In watching nature documentaries narrated by David Attenborough, I've noticed that in various compounds where Americans use first-syllable stress (elsewhere, inland, life-forms), he uses second-syllable stress (elsewhere, inland, life-forms). So, uh, what's up with that? Is that the (or a) usual pronunciation in England? Are there are any rules or patterns that determine which words show this variation?
I think it is part of his flair, and part of what makes him popular.
It's not common usage, but I believe it fits the documentary style quite well.
It doesn't change the meaning, but it might help to change the emotional reception.
Usually when people use first-syllable stress in the word elsewhere, they are demonstrating a counterpoint, a discrepancy which could be received as surprising or exceptional.

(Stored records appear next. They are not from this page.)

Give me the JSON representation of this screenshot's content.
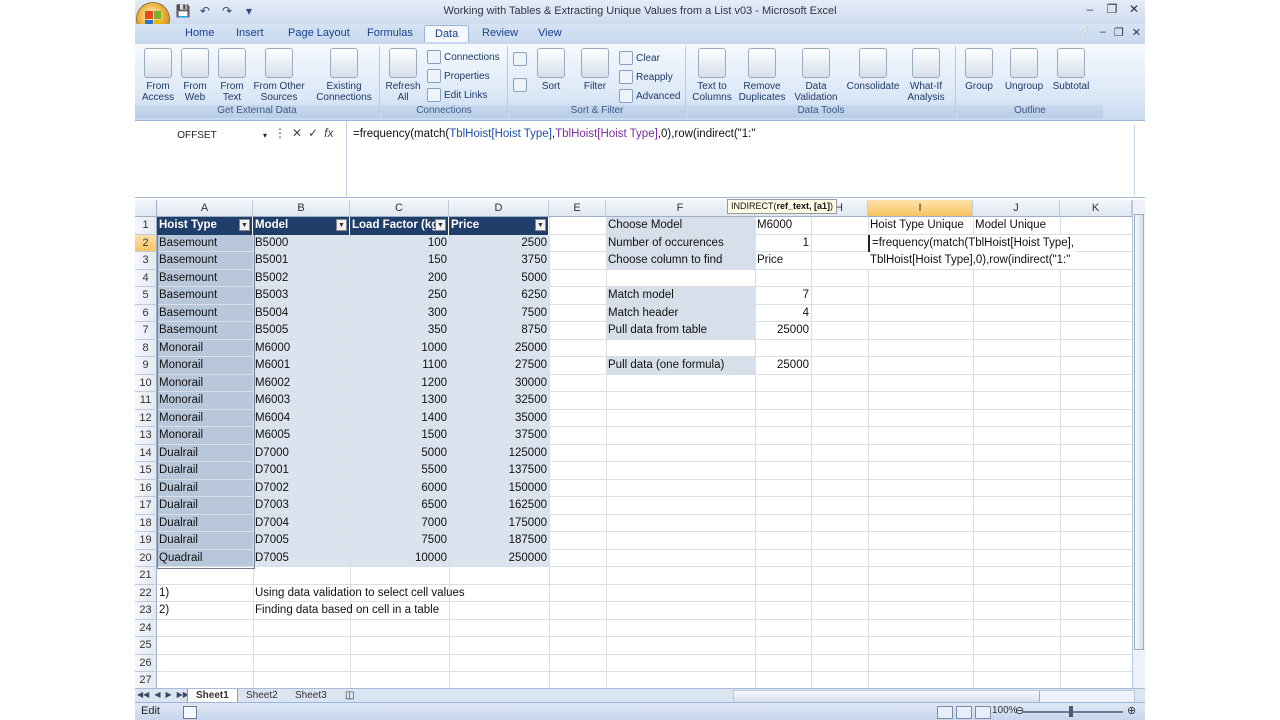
{
  "window": {
    "title": "Working with Tables & Extracting Unique Values from a List v03 - Microsoft Excel"
  },
  "ribbon_tabs": [
    "Home",
    "Insert",
    "Page Layout",
    "Formulas",
    "Data",
    "Review",
    "View"
  ],
  "active_tab": "Data",
  "ribbon": {
    "get_external_data": {
      "label": "Get External Data",
      "buttons": [
        "From\nAccess",
        "From\nWeb",
        "From\nText",
        "From Other\nSources",
        "Existing\nConnections"
      ]
    },
    "connections": {
      "label": "Connections",
      "refresh": "Refresh\nAll",
      "small": [
        "Connections",
        "Properties",
        "Edit Links"
      ]
    },
    "sort_filter": {
      "label": "Sort & Filter",
      "sort": "Sort",
      "filter": "Filter",
      "small": [
        "Clear",
        "Reapply",
        "Advanced"
      ]
    },
    "data_tools": {
      "label": "Data Tools",
      "buttons": [
        "Text to\nColumns",
        "Remove\nDuplicates",
        "Data\nValidation",
        "Consolidate",
        "What-If\nAnalysis"
      ]
    },
    "outline": {
      "label": "Outline",
      "buttons": [
        "Group",
        "Ungroup",
        "Subtotal"
      ]
    }
  },
  "formula_bar": {
    "name_box": "OFFSET",
    "formula_start": "=frequency(match(",
    "ref1": "TblHoist[Hoist Type]",
    "comma1": ",",
    "ref2": "TblHoist[Hoist Type]",
    "formula_end": ",0),row(indirect(\"1:\""
  },
  "tooltip": {
    "fn": "INDIRECT(",
    "args": "ref_text, [a1]",
    "close": ")"
  },
  "columns": [
    "A",
    "B",
    "C",
    "D",
    "E",
    "F",
    "G",
    "H",
    "I",
    "J",
    "K"
  ],
  "rows": [
    "1",
    "2",
    "3",
    "4",
    "5",
    "6",
    "7",
    "8",
    "9",
    "10",
    "11",
    "12",
    "13",
    "14",
    "15",
    "16",
    "17",
    "18",
    "19",
    "20",
    "21",
    "22",
    "23",
    "24",
    "25",
    "26",
    "27"
  ],
  "table": {
    "headers": [
      "Hoist Type",
      "Model",
      "Load Factor (kg)",
      "Price"
    ],
    "rows": [
      [
        "Basemount",
        "B5000",
        "100",
        "2500"
      ],
      [
        "Basemount",
        "B5001",
        "150",
        "3750"
      ],
      [
        "Basemount",
        "B5002",
        "200",
        "5000"
      ],
      [
        "Basemount",
        "B5003",
        "250",
        "6250"
      ],
      [
        "Basemount",
        "B5004",
        "300",
        "7500"
      ],
      [
        "Basemount",
        "B5005",
        "350",
        "8750"
      ],
      [
        "Monorail",
        "M6000",
        "1000",
        "25000"
      ],
      [
        "Monorail",
        "M6001",
        "1100",
        "27500"
      ],
      [
        "Monorail",
        "M6002",
        "1200",
        "30000"
      ],
      [
        "Monorail",
        "M6003",
        "1300",
        "32500"
      ],
      [
        "Monorail",
        "M6004",
        "1400",
        "35000"
      ],
      [
        "Monorail",
        "M6005",
        "1500",
        "37500"
      ],
      [
        "Dualrail",
        "D7000",
        "5000",
        "125000"
      ],
      [
        "Dualrail",
        "D7001",
        "5500",
        "137500"
      ],
      [
        "Dualrail",
        "D7002",
        "6000",
        "150000"
      ],
      [
        "Dualrail",
        "D7003",
        "6500",
        "162500"
      ],
      [
        "Dualrail",
        "D7004",
        "7000",
        "175000"
      ],
      [
        "Dualrail",
        "D7005",
        "7500",
        "187500"
      ],
      [
        "Quadrail",
        "D7005",
        "10000",
        "250000"
      ]
    ]
  },
  "lookup": {
    "choose_model_label": "Choose Model",
    "choose_model_value": "M6000",
    "occurrences_label": "Number of occurences",
    "occurrences_value": "1",
    "choose_column_label": "Choose column to find",
    "choose_column_value": "Price",
    "match_model_label": "Match model",
    "match_model_value": "7",
    "match_header_label": "Match header",
    "match_header_value": "4",
    "pull_label": "Pull data from table",
    "pull_value": "25000",
    "pull_one_label": "Pull data (one formula)",
    "pull_one_value": "25000"
  },
  "unique": {
    "hoist_header": "Hoist Type Unique",
    "model_header": "Model Unique",
    "edit_line1": "=frequency(match(TblHoist[Hoist Type],",
    "edit_line2": "TblHoist[Hoist Type],0),row(indirect(\"1:\""
  },
  "notes": {
    "n1": "1)",
    "t1": "Using data validation to select cell values",
    "n2": "2)",
    "t2": "Finding data based on cell in a table"
  },
  "sheets": [
    "Sheet1",
    "Sheet2",
    "Sheet3"
  ],
  "active_sheet": "Sheet1",
  "status": {
    "mode": "Edit",
    "zoom": "100%"
  }
}
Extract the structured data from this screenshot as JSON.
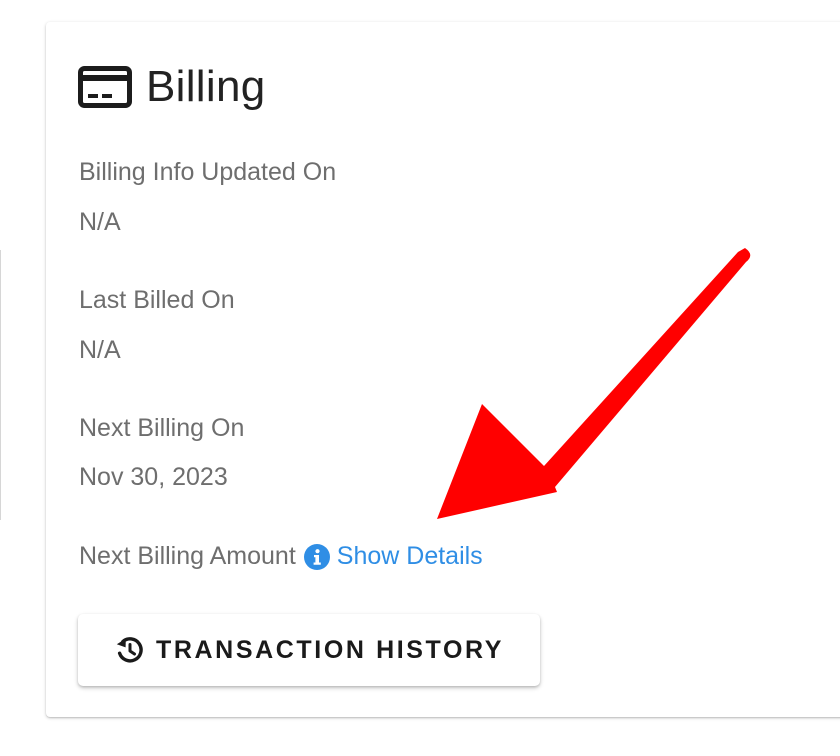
{
  "card": {
    "icon": "credit-card-icon",
    "title": "Billing"
  },
  "fields": [
    {
      "label": "Billing Info Updated On",
      "value": "N/A"
    },
    {
      "label": "Last Billed On",
      "value": "N/A"
    },
    {
      "label": "Next Billing On",
      "value": "Nov 30, 2023"
    }
  ],
  "next_amount": {
    "label": "Next Billing Amount",
    "info_icon": "info-circle-icon",
    "link_label": "Show Details"
  },
  "button": {
    "icon": "history-icon",
    "label": "TRANSACTION HISTORY"
  },
  "colors": {
    "annotation_arrow": "#ff0000",
    "link": "#2f8ee5",
    "text_secondary": "#6e6e6e"
  }
}
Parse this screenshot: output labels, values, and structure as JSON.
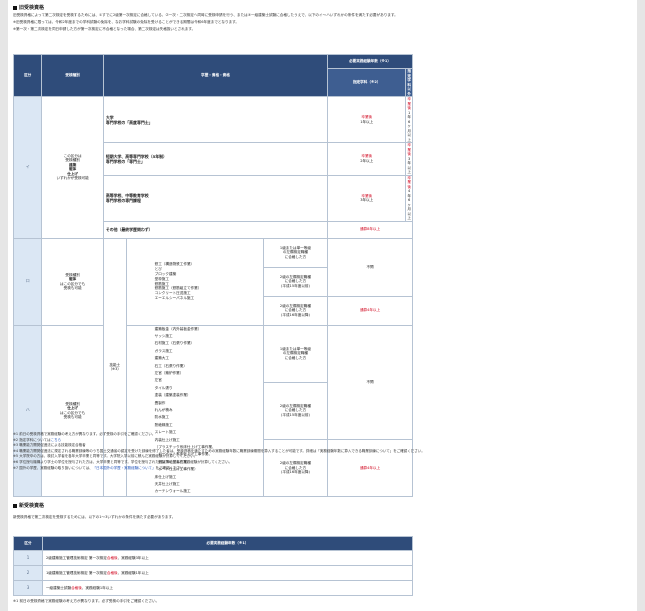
{
  "s1": {
    "title": "旧受検資格",
    "intro1": "旧受検資格によって第二次検定を受検するためには、①すでに2級第一次検定に合格している、②一次・二次検定へ同時に受検申請を行う、または③一級建築士試験に合格したうえで、以下のイ〜ハいずれかの条件を満たす必要があります。",
    "intro2": "※旧受検資格に限っては、令和2年度までの学科試験の免除を、なお学科試験の免除を受けることができる期間は令和6年度までとなります。",
    "intro3": "※第一次・第二次検定を同日申請した方が第一次検定に不合格となった場合、第二次検定は失格扱いとされます。"
  },
  "table1": {
    "h_kubun": "区分",
    "h_shubetsu": "受検種別",
    "h_gakureki": "学歴・資格・資格",
    "h_jitsumu": "必要実務経験年数（※1）",
    "h_shitei": "指定学科（※2）",
    "h_shitei_igai": "指定学科以外",
    "i_label": "イ",
    "i_shubetsu": [
      "この区分は",
      "受検種別",
      "建築",
      "躯体",
      "仕上げ",
      "いずれかが受検可能"
    ],
    "rows_i": [
      {
        "l1": "大学",
        "l2": "専門学校の「高度専門士」",
        "s_a": "卒業後",
        "s_b": "1年以上",
        "o_a": "卒業後",
        "o_b": "1年6ヶ月以上"
      },
      {
        "l1": "短期大学、高等専門学校（5年制）",
        "l2": "専門学校の「専門士」",
        "s_a": "卒業後",
        "s_b": "2年以上",
        "o_a": "卒業後",
        "o_b": "3年以上"
      },
      {
        "l1": "高等学校、中等教育学校",
        "l2": "専門学校の専門課程",
        "s_a": "卒業後",
        "s_b": "3年以上",
        "o_a": "卒業後",
        "o_b": "4年6ヶ月以上"
      }
    ],
    "sonota": "その他（最終学歴問わず）",
    "sonota_val": "通算8年以上",
    "ro_label": "ロ",
    "ro_shubetsu": [
      "受検種別",
      "躯体",
      "はこの区分でも",
      "受検も可能"
    ],
    "ha_label": "ハ",
    "ha_shubetsu": [
      "受検種別",
      "仕上げ",
      "はこの区分でも",
      "受検も可能"
    ],
    "ginou": [
      "技能士",
      "（※3）"
    ],
    "ro_trades": [
      "鉄工（構造物鉄工作業）",
      "とび",
      "ブロック建築",
      "型枠施工",
      "鉄筋施工",
      "鉄筋施工（鉄筋組立て作業）",
      "コンクリート圧送施工",
      "エーエルシーパネル施工"
    ],
    "ha_trades": [
      "建築板金（内外装板金作業）",
      "サッシ施工",
      "石材施工（石張り作業）",
      "ガラス施工",
      "建築大工",
      "石工（石張り作業）",
      "左官（築炉作業）",
      "左官",
      "タイル張り",
      "塗装（建築塗装作業）",
      "畳製作",
      "れんが積み",
      "防水施工",
      "熱絶縁施工",
      "スレート施工",
      "内装仕上げ施工",
      "（プラスチック系床仕上げ工事作業、",
      "　カーペット系床仕上げ工事作業、",
      "　鋼製下地工事作業、",
      "　ボード仕上げ工事作業）",
      "床仕上げ施工",
      "天井仕上げ施工",
      "カーテンウォール施工"
    ],
    "q1": [
      "1級または単一等級",
      "の左欄検定職種",
      "に合格した方"
    ],
    "q2": [
      "2級の左欄検定職種",
      "に合格した方",
      "(平成15年度以前)"
    ],
    "q3": [
      "2級の左欄検定職種",
      "に合格した方",
      "(平成16年度以降)"
    ],
    "fuyo": "不問",
    "tsusan4": "通算4年以上"
  },
  "notes1": [
    "※1 前日の受検資格で実務経験の考え方が異なります。必ず受検の手引をご確認ください。",
    "※2 指定学科については",
    "※3 職業能力開発促進法による技能検定合格者",
    "※4 職業能力開発促進法に規定される職業訓練等のうち国土交通省の認定を受けた訓練を修了した者は、受検資格を満たすための実務経験年数に職業訓練期間を算入することが可能です。詳細は「実務経験年数に算入できる職業訓練について」をご確認ください。",
    "※5 大学院卒の方は、検討入学者を各年大学卒業と同等です。大学院入学以前に積んだ実務経験が計算してください。",
    "※6 学位授与機構より学士の学位を授与された方は、大学卒業と同等です。学位を授与された日以降に積んだ実務経験が計算してください。",
    "※7 国外の学歴、実務経験の取り扱いについては、"
  ],
  "notes1_link2": "こちら",
  "notes1_link7": "「日本国外の学歴・実務経験について」",
  "notes1_tail7": "をご確認ください。",
  "s2": {
    "title": "新受検資格",
    "intro": "新受検資格で第二次検定を受検するためには、以下の1〜3いずれかの条件を満たす必要があります。"
  },
  "table2": {
    "h_kubun": "区分",
    "h_jitsumu": "必要実務経験年数（※1）",
    "rows": [
      {
        "n": "1",
        "a": "2級建築施工管理技術検定 第一次検定",
        "r": "合格後",
        "b": "、実務経験3年以上"
      },
      {
        "n": "2",
        "a": "1級建築施工管理技術検定 第一次検定",
        "r": "合格後",
        "b": "、実務経験1年以上"
      },
      {
        "n": "3",
        "a": "一級建築士試験",
        "r": "合格後",
        "b": "、実務経験1年以上"
      }
    ]
  },
  "notes2": "※1 前日の受検資格で実務経験の考え方が異なります。必ず受検の手引をご確認ください。"
}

When Attenborough uses second-syllable stress on "elsewhere", the intonation is more calming. As well as being attractive, it also suggests that he is not surprised that things are different, and neither should we be. The diversity is normal and expected.